Having the opportunity to speak to people of all ages about eating disorders, recovery, writing, etc. is one of the best things to have come from publishing Purge: Rehab Diaries. I am honored that people invite me to schools to speak about these issues, and it’s something I enjoy doing. It’s a privilege. I have met so many wonderful people in the process of publishing my book, and I’m looking forward to meeting even more  wonderful people this coming school year.


It’s summer, and the academic year has ended, which means I have a lot more free time on my hands. I’m going to be blogging again, and not just about books, writing, and psychology (although I will likely be blogging about those things as well). I’m working on some writing projects this summer, as well as planning out courses for next year, reading for fun, traveling, and working on scheduling speaking engagements for next year as well. I’ll be posting some updates soon, and letting you know what I’ve been up to this year, as well as what I will be up to next year.

I don’t always post everything on my blog, but you can follow me on twitter: @nicolejjohns, facebook:, and I’m on google+ and goodreads.

NYT Article About “Fat Talk”
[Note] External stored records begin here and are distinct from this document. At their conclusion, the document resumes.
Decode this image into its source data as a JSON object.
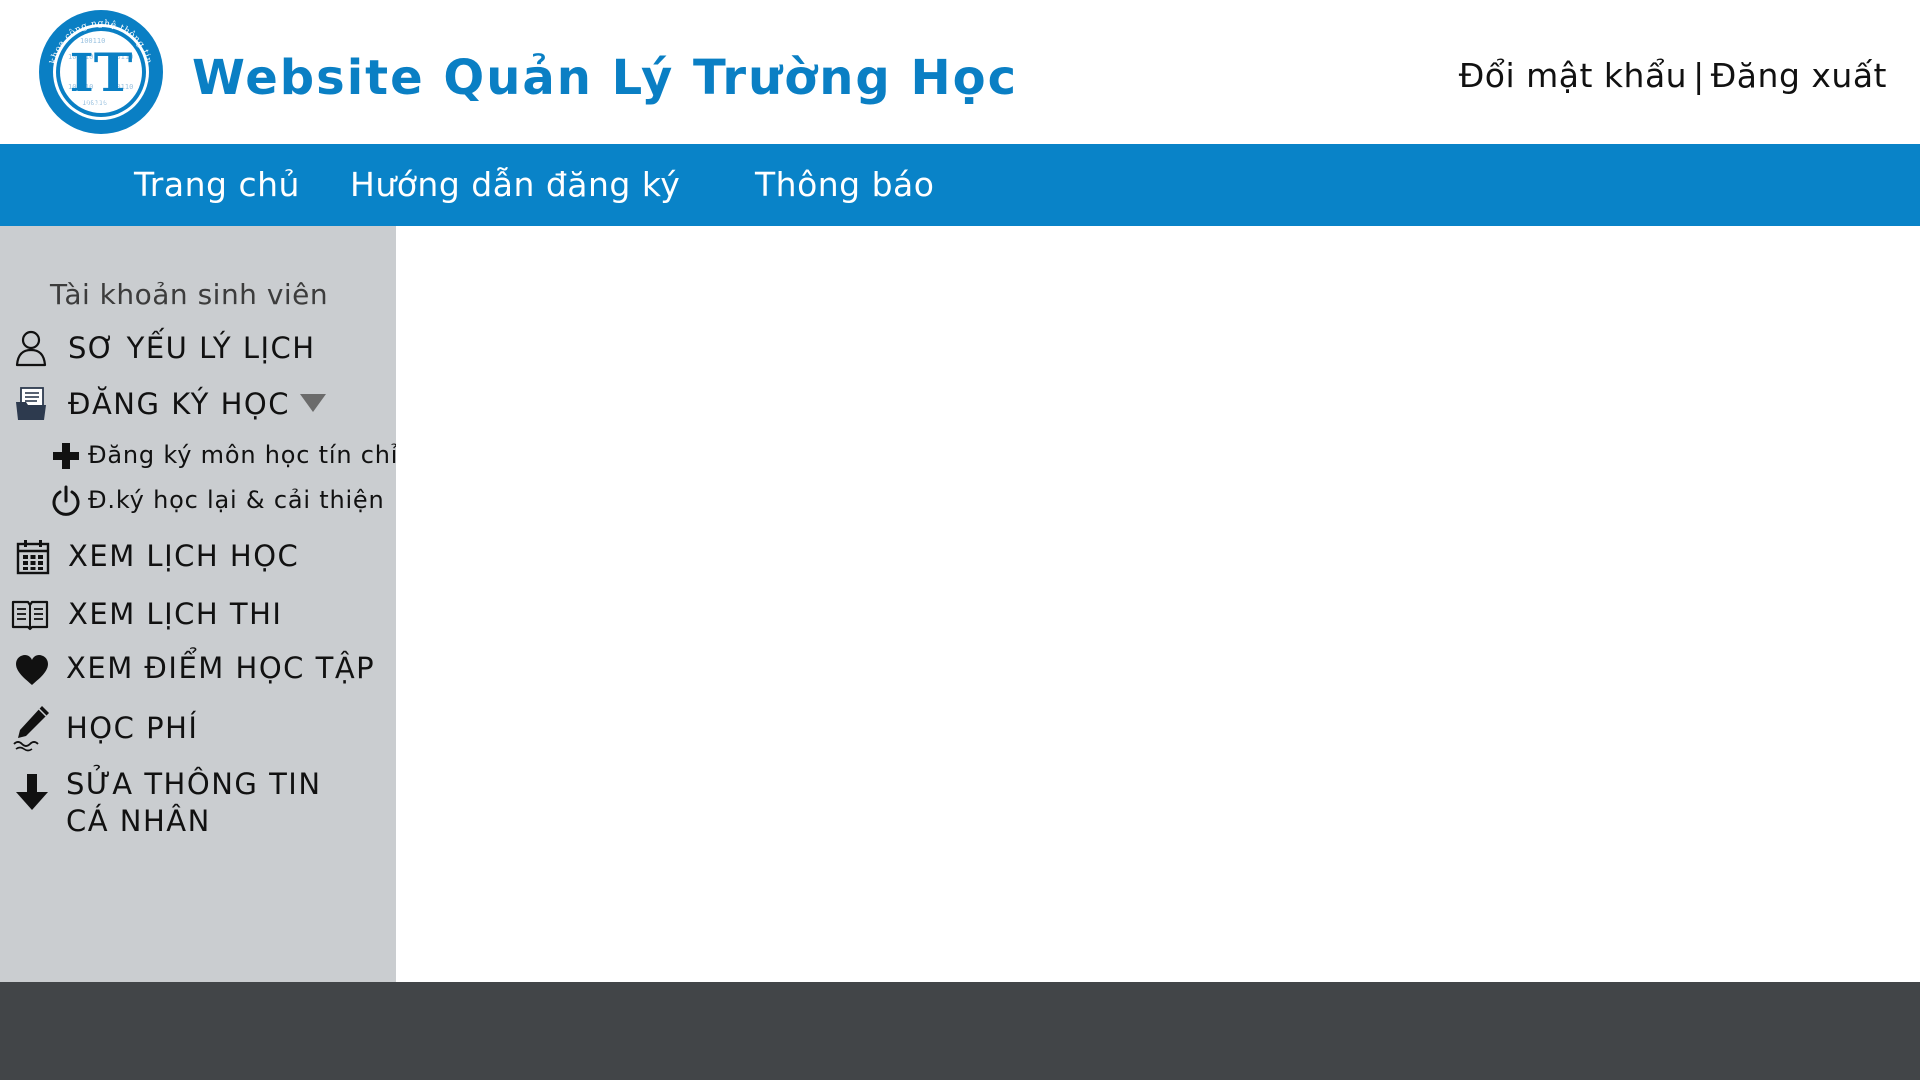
{
  "header": {
    "logo": {
      "initials": "IT",
      "ring_top_text": "khoa công nghệ thông tin",
      "ring_bottom_text": "ĐHSPHN",
      "binary_text": "100110",
      "colors": {
        "primary": "#0a7fc4",
        "ring": "#ffffff"
      }
    },
    "title": "Website Quản Lý Trường Học",
    "links": {
      "change_password": "Đổi mật khẩu",
      "separator": "|",
      "logout": "Đăng xuất"
    }
  },
  "nav": {
    "items": [
      {
        "label": "Trang chủ"
      },
      {
        "label": "Hướng dẫn đăng ký"
      },
      {
        "label": "Thông báo"
      }
    ]
  },
  "sidebar": {
    "heading": "Tài khoản sinh viên",
    "items": [
      {
        "label": "SƠ YẾU LÝ LỊCH",
        "icon": "user-outline-icon"
      },
      {
        "label": "ĐĂNG KÝ HỌC",
        "icon": "folder-documents-icon",
        "expanded": true,
        "children": [
          {
            "label": "Đăng ký môn học tín chỉ",
            "icon": "plus-icon"
          },
          {
            "label": "Đ.ký học lại & cải thiện",
            "icon": "power-icon"
          }
        ]
      },
      {
        "label": "XEM LỊCH HỌC",
        "icon": "calendar-icon"
      },
      {
        "label": "XEM LỊCH THI",
        "icon": "open-book-icon"
      },
      {
        "label": "XEM ĐIỂM HỌC TẬP",
        "icon": "heart-icon"
      },
      {
        "label": "HỌC PHÍ",
        "icon": "pencil-icon"
      },
      {
        "label_line1": "SỬA THÔNG TIN",
        "label_line2": "CÁ NHÂN",
        "icon": "arrow-down-icon"
      }
    ]
  },
  "colors": {
    "brand_blue": "#0a7fc4",
    "nav_bg": "#0983c8",
    "sidebar_bg": "#cacdd0",
    "footer_bg": "#424548",
    "text": "#111111"
  }
}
The New York Times published an article about “fat talk” that I thought I’d share. I will fully admit that I sometimes participate in “fat talk” although I have gotten much better about not automatically diving into the conversation. Usually I feel pressured into engaging in this kind of conversation, like it’s expected of me. Often, for me, if someone says something negative about their body, I will try and make them feel better by saying something negative about my body, which is completely counterproductive. But, it’s like we’ve been conditioned to converse about our bodies in this manner. I’m trying to be more conscious of this, and I’m trying to stop.

Here is a link to the article:

The Atlantic Article On Thinspo, Fitspo, and Social Media

I found this article in The Atlantic interesting because it addresses the idea of “thinspo” and “fitspo” and the fine line between wanting to lose weight for healthy reasons, and wanting to lose weight for unhealthy reasons (or because of an eating disorder). It also deals with the idea of censoring certain phrases and images on social media, which seems counterproductive to me. Unfortunately, there will always be “pro-anorexia” and “pro-bulimia” phrases, images, websites, etc. on the internet, and censoring these phrases and images will not eradicate them, as they will just pop up elsewhere.